All of this went down about as well as a committed vegan decked out in pleather rolling up for a grouse hunt on the Glorious 12th.
Given how much has happened this year alone, it seems nearly impossible that it is only a scant three years since a beaming Harry and Meghan fronted the press at Kensington Palace to announce their engagement in November 2017.
If there is a lesson here is to be a successful royal recruit, is to possess a certain blind fealty to tradition and a willingness to fall pliably in line.
While Meghan clearly wanted to make her new duchess career work, she also avowedly set own path, no matter that it might have put her on something of a fatal collision course with the royal machine. Rather than be subsumed by the morass, she retained a certain impressive intransigence to play by the long-established rules of the Windsor game.
And none – none – of this should have been a surprise because Meghan told us from the very beginning that she was going to be her own person, title or not. The Queen famously uses her signature Launer handbag to send signals to her courtiers and aides and on that February night, Meghan was doing exactly the same thing.

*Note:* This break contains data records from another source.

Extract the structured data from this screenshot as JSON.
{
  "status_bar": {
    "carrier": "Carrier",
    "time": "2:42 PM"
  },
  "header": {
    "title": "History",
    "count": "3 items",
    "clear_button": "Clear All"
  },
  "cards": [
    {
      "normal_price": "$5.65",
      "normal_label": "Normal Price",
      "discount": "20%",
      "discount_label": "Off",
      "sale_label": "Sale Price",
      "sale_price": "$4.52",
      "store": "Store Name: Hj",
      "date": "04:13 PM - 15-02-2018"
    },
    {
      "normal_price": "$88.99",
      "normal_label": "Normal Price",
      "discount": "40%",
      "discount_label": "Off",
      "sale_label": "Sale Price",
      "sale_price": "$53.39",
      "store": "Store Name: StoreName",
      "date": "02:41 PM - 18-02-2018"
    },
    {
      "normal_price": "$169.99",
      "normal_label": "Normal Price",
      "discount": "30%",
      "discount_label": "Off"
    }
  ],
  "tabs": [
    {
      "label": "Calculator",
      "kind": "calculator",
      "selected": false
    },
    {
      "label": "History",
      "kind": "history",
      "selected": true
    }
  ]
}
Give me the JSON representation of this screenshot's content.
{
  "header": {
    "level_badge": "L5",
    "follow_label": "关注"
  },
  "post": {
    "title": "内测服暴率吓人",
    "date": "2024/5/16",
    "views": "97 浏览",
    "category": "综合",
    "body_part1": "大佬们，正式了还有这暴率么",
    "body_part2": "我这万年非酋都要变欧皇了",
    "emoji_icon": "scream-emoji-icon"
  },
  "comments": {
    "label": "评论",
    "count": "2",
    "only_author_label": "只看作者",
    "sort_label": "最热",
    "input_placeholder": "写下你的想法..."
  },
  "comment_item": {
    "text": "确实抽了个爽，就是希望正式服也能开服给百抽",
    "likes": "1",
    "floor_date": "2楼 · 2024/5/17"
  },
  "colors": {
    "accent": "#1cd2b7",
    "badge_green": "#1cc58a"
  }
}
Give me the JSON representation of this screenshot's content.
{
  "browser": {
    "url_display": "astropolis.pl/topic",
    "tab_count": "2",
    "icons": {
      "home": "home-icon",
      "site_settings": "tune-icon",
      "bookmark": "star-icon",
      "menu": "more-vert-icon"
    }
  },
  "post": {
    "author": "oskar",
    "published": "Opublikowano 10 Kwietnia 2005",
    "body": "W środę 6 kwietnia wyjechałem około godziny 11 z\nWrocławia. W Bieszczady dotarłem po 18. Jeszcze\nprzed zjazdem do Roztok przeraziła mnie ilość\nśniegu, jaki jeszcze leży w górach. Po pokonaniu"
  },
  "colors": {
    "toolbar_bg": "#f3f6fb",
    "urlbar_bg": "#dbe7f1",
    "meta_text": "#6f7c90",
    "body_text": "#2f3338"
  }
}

Alexander McQueen, the founder of the label, once reportedly said, "Give me time and I'll give you a revolution." He eerily could have been talking about Meghan's time as an HRH. All she needed was three years – and one McQueen suit – to spark a royal revolution.
• Daniela Elser is a royal expert and writer with more than 15 years experience working with a number of Australia's leading media titles.